The last wild wolf in Scotland was shot dead in 1680.
Now there are plans to bring wolves back.
What do we think of that?
Well, it’s a fascinating issue and one that gets to the heart of what the outdoors and the natural wilderness environment are all about.
Should they be preserved ‘in aspic’, largely for the benefit of those who currently enjoy the wilderness, or should they be returned to their original state, before humans controlled and changed things?
It’s a tricky one.
The owner of the Alladale estates, 50 miles north of Inverness is Paul Lister. Since buying the land in 2003 he’s slowly started to create a wilderness reserve. He’s reintroduced wild boar and elk onto his estate and now he wants wild wolves to roam free.
Well, to a point.
Inspired by the release of wolves in Yellowstone Park, his plan is to allow them complete freedom within a 50,000 acres area that will be fenced off.
He argues that this is true conservation, and that most landowners in the Highlands of Scotland are more interested in managing the land to milk the lucrative hunting industry, rather than create and preserve the natural environment.
The counter argument is that wild wolves are probably a step too far, and too soon. Although a 9 foot fence would be in place, what would happen if it was breached? Wolves have no predator so how will they be managed? And would it also mean limiting access to Glen Alladale and Glen Mor to hikers and nature lovers generally?
The Wolves and Humans Foundation , a UK charity dedicated to the preservation of wolves, lynx an other large European carnivores, takes the middle way: it argues that before wolves are returned to Scotland, efforts should be concentrated on restoring them to other areas of continental Europe.
Lister’s plans have been mooted for some time. He’s now trying to speed things up, saying he wants a firm plan in place by the end of 2018.
The problem for Lister is that his vision and determination is matched by a wide range of lobbies and interests who don’t exactly see eye-to-eye with him on this issue.

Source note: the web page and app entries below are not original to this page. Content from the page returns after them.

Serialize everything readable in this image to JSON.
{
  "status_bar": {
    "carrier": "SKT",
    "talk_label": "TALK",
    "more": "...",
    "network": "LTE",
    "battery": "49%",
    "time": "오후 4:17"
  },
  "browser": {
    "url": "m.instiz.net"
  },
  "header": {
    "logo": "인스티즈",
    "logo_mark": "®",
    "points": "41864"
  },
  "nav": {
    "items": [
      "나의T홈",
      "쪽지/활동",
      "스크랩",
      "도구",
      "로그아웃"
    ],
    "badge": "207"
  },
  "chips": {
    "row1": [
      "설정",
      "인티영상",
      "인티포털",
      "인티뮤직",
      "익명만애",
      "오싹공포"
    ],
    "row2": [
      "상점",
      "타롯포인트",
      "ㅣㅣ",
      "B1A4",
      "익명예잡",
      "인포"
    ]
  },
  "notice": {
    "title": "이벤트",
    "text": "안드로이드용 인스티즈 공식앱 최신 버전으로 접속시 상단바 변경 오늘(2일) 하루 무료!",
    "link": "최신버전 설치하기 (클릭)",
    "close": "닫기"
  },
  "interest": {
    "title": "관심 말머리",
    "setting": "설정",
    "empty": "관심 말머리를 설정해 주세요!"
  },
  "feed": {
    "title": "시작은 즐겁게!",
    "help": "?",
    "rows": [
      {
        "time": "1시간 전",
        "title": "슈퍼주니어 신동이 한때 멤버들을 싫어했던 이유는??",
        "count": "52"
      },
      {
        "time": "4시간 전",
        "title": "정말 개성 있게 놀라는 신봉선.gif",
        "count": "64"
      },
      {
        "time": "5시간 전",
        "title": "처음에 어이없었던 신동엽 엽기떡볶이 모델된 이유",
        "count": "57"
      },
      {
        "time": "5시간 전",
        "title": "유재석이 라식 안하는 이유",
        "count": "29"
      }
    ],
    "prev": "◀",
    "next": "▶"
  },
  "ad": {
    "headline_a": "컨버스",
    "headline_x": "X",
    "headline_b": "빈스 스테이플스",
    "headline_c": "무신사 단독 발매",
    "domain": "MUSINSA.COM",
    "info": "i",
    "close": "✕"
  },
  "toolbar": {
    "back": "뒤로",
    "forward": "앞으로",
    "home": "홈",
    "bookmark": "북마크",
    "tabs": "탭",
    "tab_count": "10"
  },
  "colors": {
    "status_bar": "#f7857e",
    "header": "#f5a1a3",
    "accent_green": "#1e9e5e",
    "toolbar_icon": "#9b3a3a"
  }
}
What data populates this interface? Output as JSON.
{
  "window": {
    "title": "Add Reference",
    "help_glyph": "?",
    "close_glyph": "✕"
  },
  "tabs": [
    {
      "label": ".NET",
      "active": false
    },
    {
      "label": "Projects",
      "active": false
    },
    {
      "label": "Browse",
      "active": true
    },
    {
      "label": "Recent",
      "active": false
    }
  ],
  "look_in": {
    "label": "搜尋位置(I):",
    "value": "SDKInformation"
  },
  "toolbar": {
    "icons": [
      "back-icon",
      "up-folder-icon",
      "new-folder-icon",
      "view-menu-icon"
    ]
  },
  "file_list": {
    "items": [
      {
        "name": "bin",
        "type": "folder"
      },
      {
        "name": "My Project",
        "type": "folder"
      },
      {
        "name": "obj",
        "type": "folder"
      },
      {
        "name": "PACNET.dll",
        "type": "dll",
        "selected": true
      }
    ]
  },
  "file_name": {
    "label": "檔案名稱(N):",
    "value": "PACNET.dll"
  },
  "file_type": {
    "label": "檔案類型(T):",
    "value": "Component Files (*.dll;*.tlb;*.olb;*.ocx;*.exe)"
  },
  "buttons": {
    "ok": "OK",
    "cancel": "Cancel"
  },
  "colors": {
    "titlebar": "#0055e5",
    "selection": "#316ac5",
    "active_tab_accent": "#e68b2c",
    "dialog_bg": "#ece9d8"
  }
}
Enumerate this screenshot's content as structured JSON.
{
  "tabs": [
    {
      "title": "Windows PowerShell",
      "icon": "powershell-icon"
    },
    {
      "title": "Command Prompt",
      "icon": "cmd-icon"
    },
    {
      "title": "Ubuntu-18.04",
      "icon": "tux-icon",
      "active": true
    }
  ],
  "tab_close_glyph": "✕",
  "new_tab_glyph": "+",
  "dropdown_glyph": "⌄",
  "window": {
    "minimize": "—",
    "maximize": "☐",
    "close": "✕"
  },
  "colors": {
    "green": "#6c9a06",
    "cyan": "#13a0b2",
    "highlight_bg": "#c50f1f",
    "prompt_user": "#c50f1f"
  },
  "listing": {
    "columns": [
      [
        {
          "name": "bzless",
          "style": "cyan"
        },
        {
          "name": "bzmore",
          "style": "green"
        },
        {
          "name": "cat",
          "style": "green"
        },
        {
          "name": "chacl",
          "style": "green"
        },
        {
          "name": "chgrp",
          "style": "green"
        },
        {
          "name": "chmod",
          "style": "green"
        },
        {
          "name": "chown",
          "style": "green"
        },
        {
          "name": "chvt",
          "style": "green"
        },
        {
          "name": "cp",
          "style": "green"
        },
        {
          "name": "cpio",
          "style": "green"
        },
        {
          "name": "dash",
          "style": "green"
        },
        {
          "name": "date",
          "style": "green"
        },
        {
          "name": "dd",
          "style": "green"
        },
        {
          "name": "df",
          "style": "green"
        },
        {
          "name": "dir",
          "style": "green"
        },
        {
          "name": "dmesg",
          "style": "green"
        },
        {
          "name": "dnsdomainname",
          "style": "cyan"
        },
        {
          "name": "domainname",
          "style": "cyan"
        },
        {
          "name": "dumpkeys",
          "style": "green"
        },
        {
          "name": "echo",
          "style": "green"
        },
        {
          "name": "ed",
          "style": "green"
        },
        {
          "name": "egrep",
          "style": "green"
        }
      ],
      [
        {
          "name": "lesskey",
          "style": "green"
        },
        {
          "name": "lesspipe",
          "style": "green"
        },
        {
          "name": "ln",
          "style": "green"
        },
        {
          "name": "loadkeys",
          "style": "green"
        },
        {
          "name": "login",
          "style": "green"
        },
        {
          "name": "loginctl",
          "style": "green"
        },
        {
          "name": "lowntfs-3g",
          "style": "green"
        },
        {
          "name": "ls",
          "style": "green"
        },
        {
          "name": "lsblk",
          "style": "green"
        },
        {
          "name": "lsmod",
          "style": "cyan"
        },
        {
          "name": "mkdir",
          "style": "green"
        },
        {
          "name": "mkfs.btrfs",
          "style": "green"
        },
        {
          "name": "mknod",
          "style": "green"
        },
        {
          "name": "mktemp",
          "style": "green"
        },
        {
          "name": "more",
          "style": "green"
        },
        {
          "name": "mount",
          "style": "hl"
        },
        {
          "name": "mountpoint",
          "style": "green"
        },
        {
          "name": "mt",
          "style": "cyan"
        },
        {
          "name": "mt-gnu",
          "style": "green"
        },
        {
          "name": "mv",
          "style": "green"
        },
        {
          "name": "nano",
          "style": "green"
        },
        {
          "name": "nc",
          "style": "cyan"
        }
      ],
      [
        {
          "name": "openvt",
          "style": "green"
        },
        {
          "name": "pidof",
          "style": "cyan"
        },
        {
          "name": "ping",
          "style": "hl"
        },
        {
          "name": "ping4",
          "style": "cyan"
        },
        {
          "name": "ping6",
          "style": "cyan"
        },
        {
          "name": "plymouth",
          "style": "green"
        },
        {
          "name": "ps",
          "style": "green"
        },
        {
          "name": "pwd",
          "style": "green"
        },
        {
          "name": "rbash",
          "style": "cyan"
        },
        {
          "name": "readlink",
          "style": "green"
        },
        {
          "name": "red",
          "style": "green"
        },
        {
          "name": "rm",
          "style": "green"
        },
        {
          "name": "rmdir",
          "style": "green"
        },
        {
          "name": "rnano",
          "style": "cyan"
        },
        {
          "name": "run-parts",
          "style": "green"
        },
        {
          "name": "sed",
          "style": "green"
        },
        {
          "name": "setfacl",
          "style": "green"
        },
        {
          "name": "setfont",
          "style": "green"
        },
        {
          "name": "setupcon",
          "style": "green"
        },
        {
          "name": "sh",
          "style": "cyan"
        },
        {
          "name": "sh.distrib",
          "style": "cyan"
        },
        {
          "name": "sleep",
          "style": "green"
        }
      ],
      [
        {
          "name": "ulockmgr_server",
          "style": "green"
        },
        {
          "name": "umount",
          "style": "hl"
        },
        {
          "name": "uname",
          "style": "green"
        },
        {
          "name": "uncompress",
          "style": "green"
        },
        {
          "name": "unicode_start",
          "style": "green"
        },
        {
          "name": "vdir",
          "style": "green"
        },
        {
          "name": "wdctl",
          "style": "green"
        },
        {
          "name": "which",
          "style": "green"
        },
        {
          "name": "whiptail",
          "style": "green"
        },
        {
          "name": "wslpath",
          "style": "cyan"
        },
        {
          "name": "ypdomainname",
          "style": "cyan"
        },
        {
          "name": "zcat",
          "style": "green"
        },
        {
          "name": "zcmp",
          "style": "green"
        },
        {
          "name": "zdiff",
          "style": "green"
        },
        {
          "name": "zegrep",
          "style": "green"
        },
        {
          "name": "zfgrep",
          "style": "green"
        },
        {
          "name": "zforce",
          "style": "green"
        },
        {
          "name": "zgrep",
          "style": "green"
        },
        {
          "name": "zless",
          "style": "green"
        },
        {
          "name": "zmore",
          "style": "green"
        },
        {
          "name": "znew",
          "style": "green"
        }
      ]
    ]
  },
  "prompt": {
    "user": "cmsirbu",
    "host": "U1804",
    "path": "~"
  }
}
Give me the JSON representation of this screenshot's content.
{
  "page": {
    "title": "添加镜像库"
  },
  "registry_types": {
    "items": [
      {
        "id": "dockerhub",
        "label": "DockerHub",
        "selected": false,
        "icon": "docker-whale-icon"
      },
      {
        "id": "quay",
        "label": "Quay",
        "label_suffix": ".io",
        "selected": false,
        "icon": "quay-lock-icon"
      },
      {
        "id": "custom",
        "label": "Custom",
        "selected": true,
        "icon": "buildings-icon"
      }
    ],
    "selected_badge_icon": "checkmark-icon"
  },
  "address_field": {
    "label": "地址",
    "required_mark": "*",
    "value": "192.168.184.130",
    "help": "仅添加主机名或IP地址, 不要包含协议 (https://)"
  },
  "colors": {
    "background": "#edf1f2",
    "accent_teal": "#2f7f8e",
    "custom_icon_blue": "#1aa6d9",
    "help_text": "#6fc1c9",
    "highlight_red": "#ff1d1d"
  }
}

Ultimately, only Scottish Nature has the power and clout to make this happen, and it’s very unlikely they will give the go-ahead for such a bold and controversial scheme.
It’s a story worth following…watch this space.